• Your Australian Open suicide pool. We will ply the winners with a prize. Enter here.
• Loved this piece by Kevin Armstrong (former tennis Mailbag producer!) on tennis fan Earl Monroe.
• Nicole LaDuca has been appointed as the Intercollegiate Tennis Association's new Communications Coordinator. A former East Carolina University women's tennis player, LaDuca will begin her duties with the ITA on January 11.
• Graham Powell writes: Well not exactly, but I'll explain. I'm a big fan of British TV and I've recently started watching Miss Marple from the mid-2000s. In the episode "Towards Zero" one of the characters is a top tennis pro who (spoiler alert!) loses the Wimbledon final to his much younger rival “Merrill.” I always watch the credits to see if I recognize the names of any of the bit players, and Merrick was literally a player. So Rusedski got to win Wimbledon. Though the linesman missed a call on match point! Just a bit of trivia that I thought you might enjoy.
• The USTA Foundation announced that it has been selected as the official charity of the 2017 BNP Paribas Showdown. This marks the fourth consecutive year the USTA Foundation will serve as the event’s official charity.
• Hat tip to Lin Loring, the venerable Indiana coach who announced his retirement this week.
• The USTA today held the ceremonial “First Serve” at the USTA National Campus, the new “Home of American Tennis” located at Lake Nona in Orlando, Fla. The model tennis facility, featuring 100 courts, will serve as the new “Home of American Tennis,” by combining all USTA participation programs and USTA Player Development in a central location for the first time. The groundbreaking, state-of-the art complex is designed to enhance the sport at every level and create an unparalleled playing, training, coaching and educational experience for recreational players, competitive players, coaches and spectators.

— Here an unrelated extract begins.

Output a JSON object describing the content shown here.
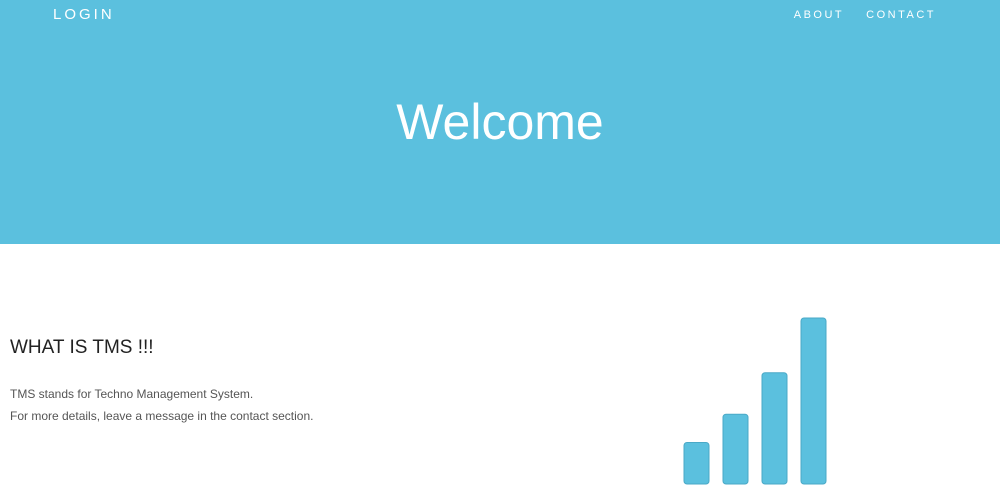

• TJ of Tysons Corner has a reader riff: Since you have made the comparison, as a dual-sport fan, I'll jump in with my thoughts and extend the analogy. In as much as T20 looks like 'cricket', it is a far cry from Test cricket (the original game played over a ridiculously long 5 days). Most players (the non-T20 mercenaries anyway) will admit to this chasm if caught in a non-diplomatic moment. The beauty, however, is that T20 and Test cricket (along with the intermediate duration One Day version) coexist as formats. T20 clearly brings in the crowds, several of them newbies to the game who sometimes get hooked and gravitate to the older, more traditional forms. Likewise, Fast4 and traditional tennis do not have to be a binary proposition. Just like cricket, Fast4 can be developed as a format to evolve into its own ecosystem of players, rules, audiences, and championships. In 2016, long form cricket had a banner year with several exciting matches (I know how unbelievable that sounds to a novice reader.) and the game, at least for the foreseeable future, is not under threat of being subsumed by the short-form versions—some format and timing changes notwithstanding.
Anecdotally at least, I have observed hard-core tennis fans to be traditionalists and hence I am not too surprised at their resistance to radical changes. With the parallel development of Fast4, I am excited at the opportunity in front of us to expand the tennis viewer base, appease the TV scheduling gods with short matches which can never go to 70-68 extremes, and give marketers a modern product which they can leverage for improving the bottom-line.